Stored records =>
◆ ◆ ◆ ◆
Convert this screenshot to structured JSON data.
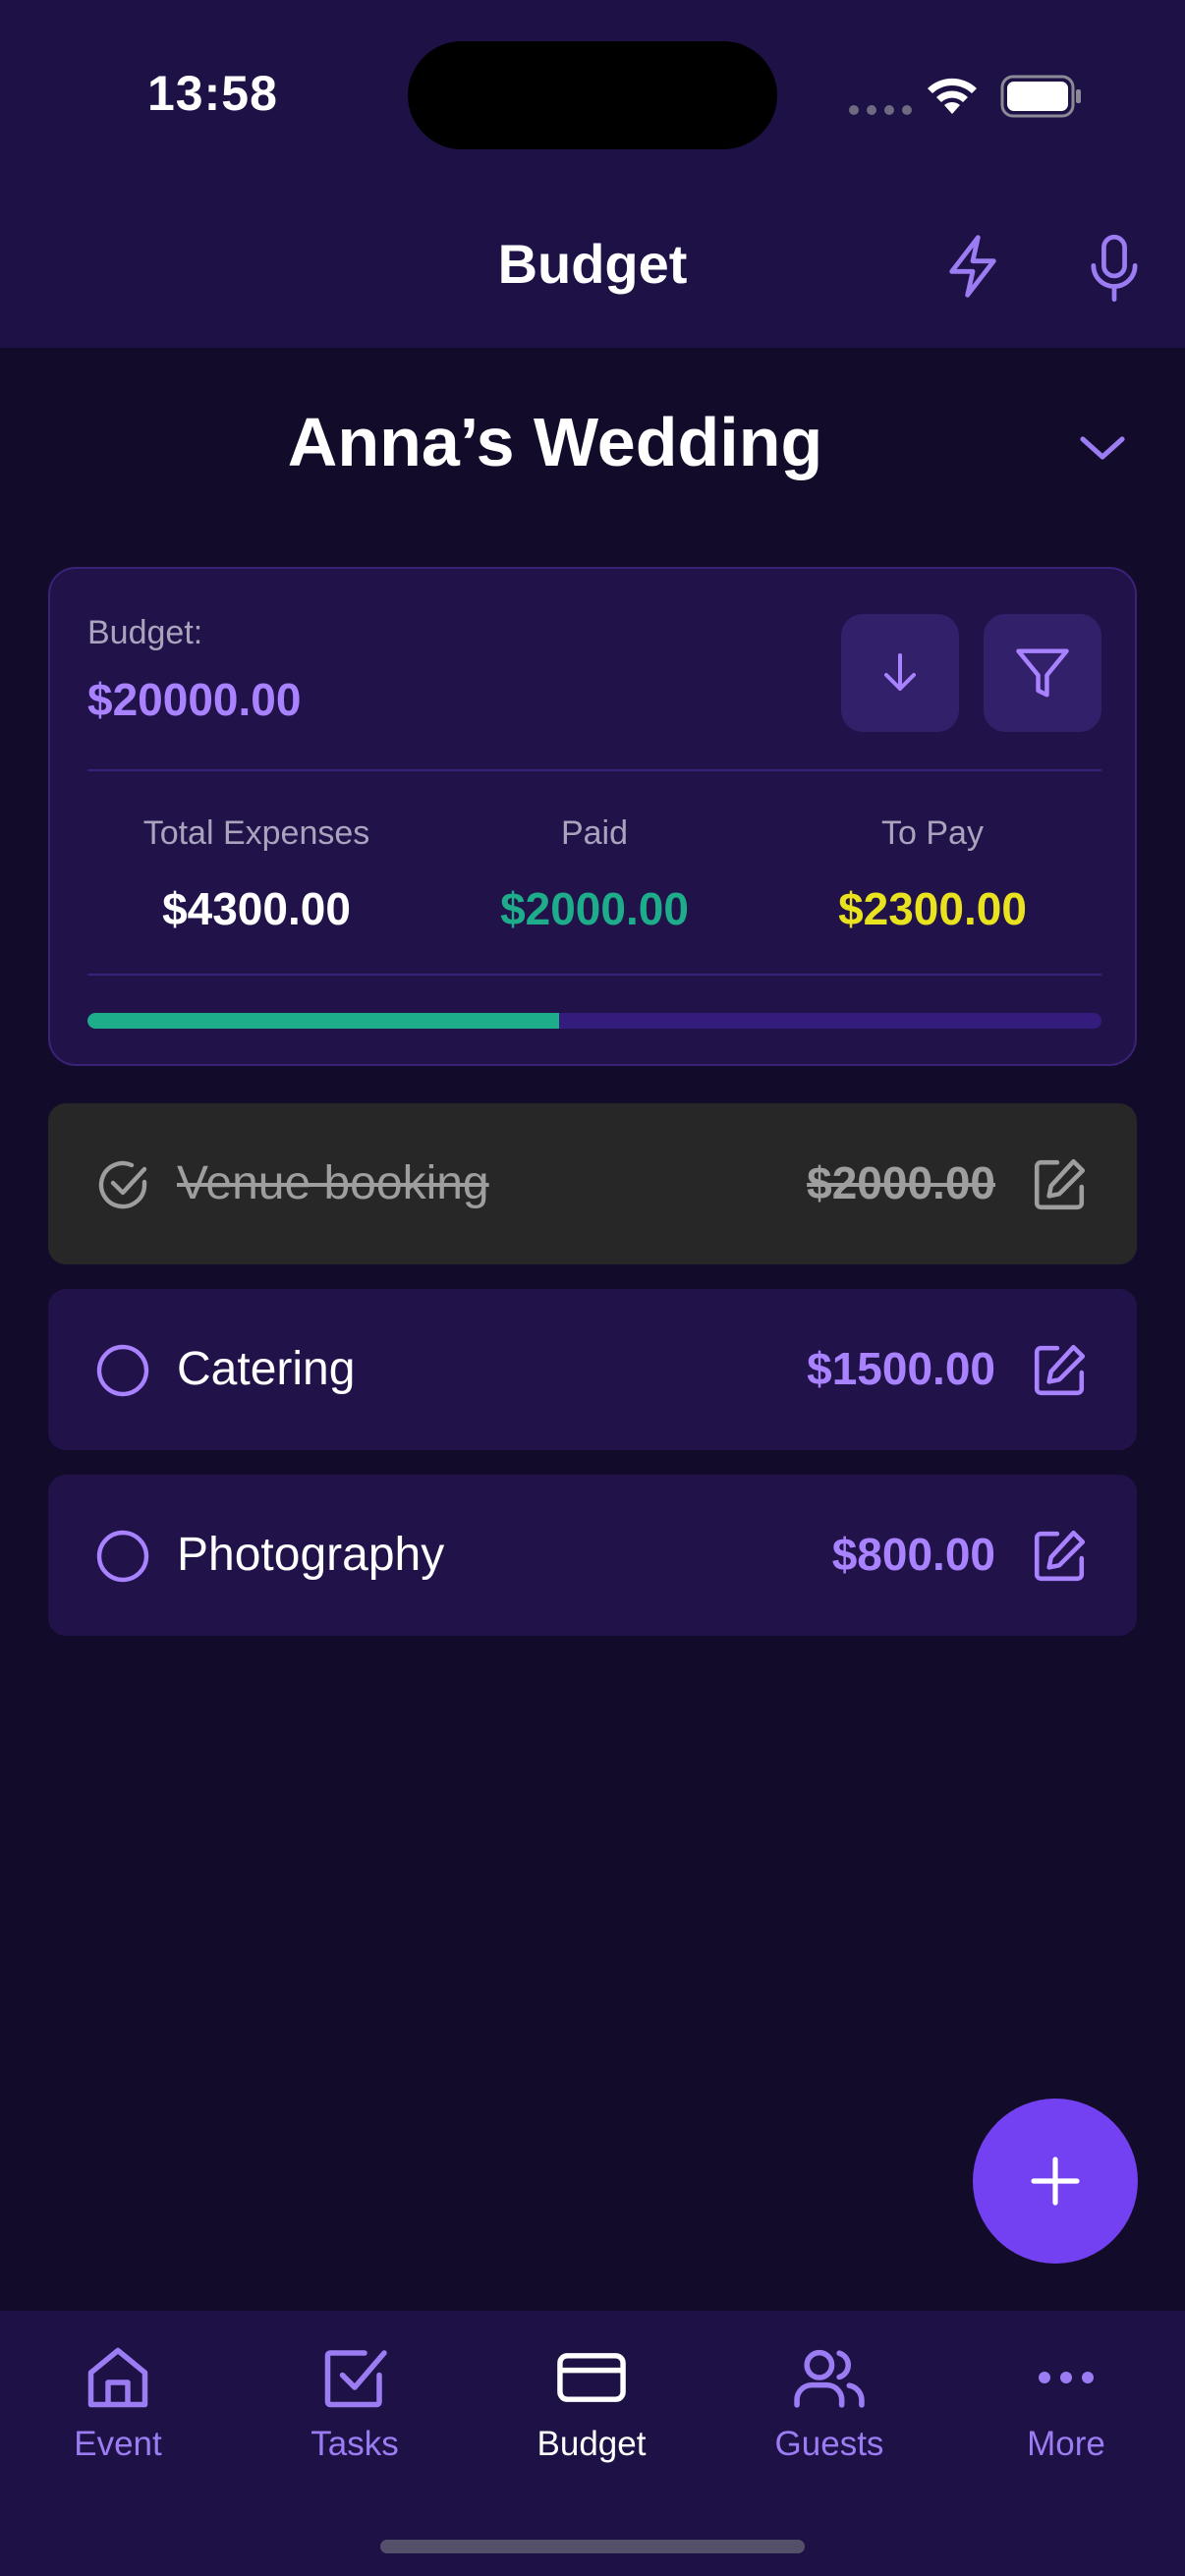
{
  "status_bar": {
    "time": "13:58"
  },
  "header": {
    "title": "Budget",
    "icons": [
      "lightning-icon",
      "microphone-icon"
    ]
  },
  "event": {
    "name": "Anna’s Wedding"
  },
  "budget_card": {
    "budget_label": "Budget:",
    "budget_amount": "$20000.00",
    "total_expenses_label": "Total Expenses",
    "total_expenses_value": "$4300.00",
    "paid_label": "Paid",
    "paid_value": "$2000.00",
    "to_pay_label": "To Pay",
    "to_pay_value": "$2300.00",
    "paid_progress_fraction": 0.465,
    "colors": {
      "paid": "#1ead8a",
      "to_pay": "#e8e31e",
      "accent": "#a983ff"
    }
  },
  "expenses": [
    {
      "name": "Venue booking",
      "amount": "$2000.00",
      "paid": true
    },
    {
      "name": "Catering",
      "amount": "$1500.00",
      "paid": false
    },
    {
      "name": "Photography",
      "amount": "$800.00",
      "paid": false
    }
  ],
  "bottom_nav": {
    "items": [
      {
        "label": "Event",
        "icon": "home-icon",
        "active": false
      },
      {
        "label": "Tasks",
        "icon": "checkbox-icon",
        "active": false
      },
      {
        "label": "Budget",
        "icon": "card-icon",
        "active": true
      },
      {
        "label": "Guests",
        "icon": "users-icon",
        "active": false
      },
      {
        "label": "More",
        "icon": "more-icon",
        "active": false
      }
    ]
  },
  "fab": {
    "icon": "plus-icon"
  }
}
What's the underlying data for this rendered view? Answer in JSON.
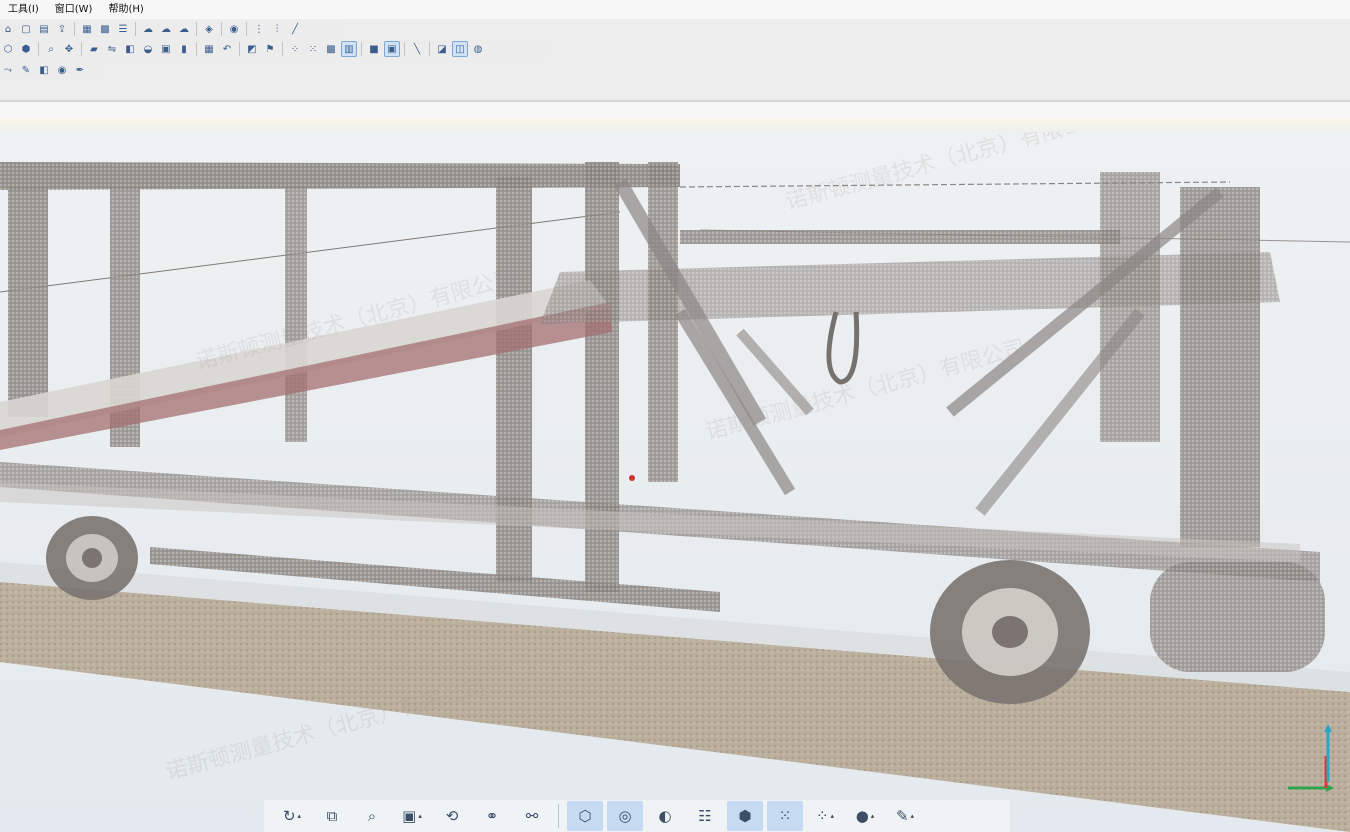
{
  "menu": {
    "items": [
      "工具(I)",
      "窗口(W)",
      "帮助(H)"
    ]
  },
  "toolbar1": {
    "icons": [
      "home-icon",
      "open-icon",
      "save-icon",
      "export-icon",
      "layer-icon",
      "grid-view-icon",
      "list-icon",
      "cloud-icon",
      "cloud-filter-icon",
      "cloud-merge-icon",
      "color-icon",
      "globe-icon",
      "segment-icon",
      "measure-icon",
      "line-icon"
    ]
  },
  "toolbar2": {
    "icons": [
      "cube-icon",
      "cube-wire-icon",
      "zoom-icon",
      "pan-icon",
      "camera-icon",
      "split-icon",
      "classify-icon",
      "render-icon",
      "mesh-icon",
      "tag-icon",
      "grid-icon",
      "rotate-icon",
      "plane-icon",
      "flag-icon",
      "dots-icon",
      "dots-grid-icon",
      "dense-grid-icon",
      "grid-fine-icon",
      "square-icon",
      "frame-icon",
      "line-tool-icon",
      "view-box-icon",
      "active-box-icon",
      "sphere-icon"
    ]
  },
  "toolbar3": {
    "icons": [
      "vector-icon",
      "brush-icon",
      "layers-icon",
      "palette-icon",
      "pen-icon"
    ]
  },
  "watermark": {
    "text": "诺斯顿测量技术（北京）有限公司"
  },
  "bottom_toolbar": {
    "buttons": [
      {
        "icon": "orbit-icon",
        "caret": "▴"
      },
      {
        "icon": "copy-view-icon",
        "caret": ""
      },
      {
        "icon": "zoom-icon",
        "caret": ""
      },
      {
        "icon": "cube-view-icon",
        "caret": "▴"
      },
      {
        "icon": "rotate-icon",
        "caret": ""
      },
      {
        "icon": "link-icon",
        "caret": ""
      },
      {
        "icon": "measure-icon",
        "caret": ""
      },
      {
        "icon": "box-select-icon",
        "caret": ""
      },
      {
        "icon": "loop-icon",
        "caret": ""
      },
      {
        "icon": "eye-icon",
        "caret": ""
      },
      {
        "icon": "list-icon",
        "caret": ""
      },
      {
        "icon": "wire-cube-icon",
        "caret": ""
      },
      {
        "icon": "point-grid-icon",
        "caret": ""
      },
      {
        "icon": "dots-icon",
        "caret": "▴"
      },
      {
        "icon": "color-wheel-icon",
        "caret": "▴"
      },
      {
        "icon": "paint-icon",
        "caret": "▴"
      }
    ]
  },
  "colors": {
    "accent": "#7ea7d8",
    "active": "#c6dbf1",
    "axis_x": "#2ea44f",
    "axis_y": "#e0373b",
    "axis_z": "#2aa6c9"
  }
}
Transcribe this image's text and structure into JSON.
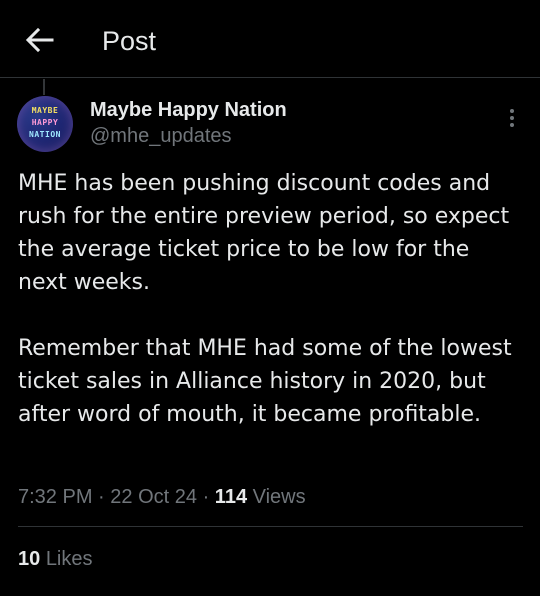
{
  "header": {
    "title": "Post",
    "back_icon": "arrow-left-icon"
  },
  "author": {
    "display_name": "Maybe Happy Nation",
    "handle": "@mhe_updates",
    "avatar_lines": [
      "MAYBE",
      "HAPPY",
      "NATION"
    ]
  },
  "tweet": {
    "paragraph1": "MHE has been pushing discount codes and rush for the entire preview period, so expect the average ticket price to be low for the next weeks.",
    "paragraph2": "Remember that MHE had some of the lowest ticket sales in Alliance history in 2020, but after word of mouth, it became profitable."
  },
  "meta": {
    "time": "7:32 PM",
    "separator": "·",
    "date": "22 Oct 24",
    "views_count": "114",
    "views_label": "Views"
  },
  "stats": {
    "likes_count": "10",
    "likes_label": "Likes"
  },
  "colors": {
    "background": "#000000",
    "text_primary": "#e7e9ea",
    "text_secondary": "#71767b",
    "border": "#2f3336"
  }
}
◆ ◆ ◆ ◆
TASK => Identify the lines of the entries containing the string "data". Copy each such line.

RESPONSE FOR THIS EXERCISE =>
Convert this screenshot to structured JSON data.
What's the underlying data for this rendered view? Answer in JSON.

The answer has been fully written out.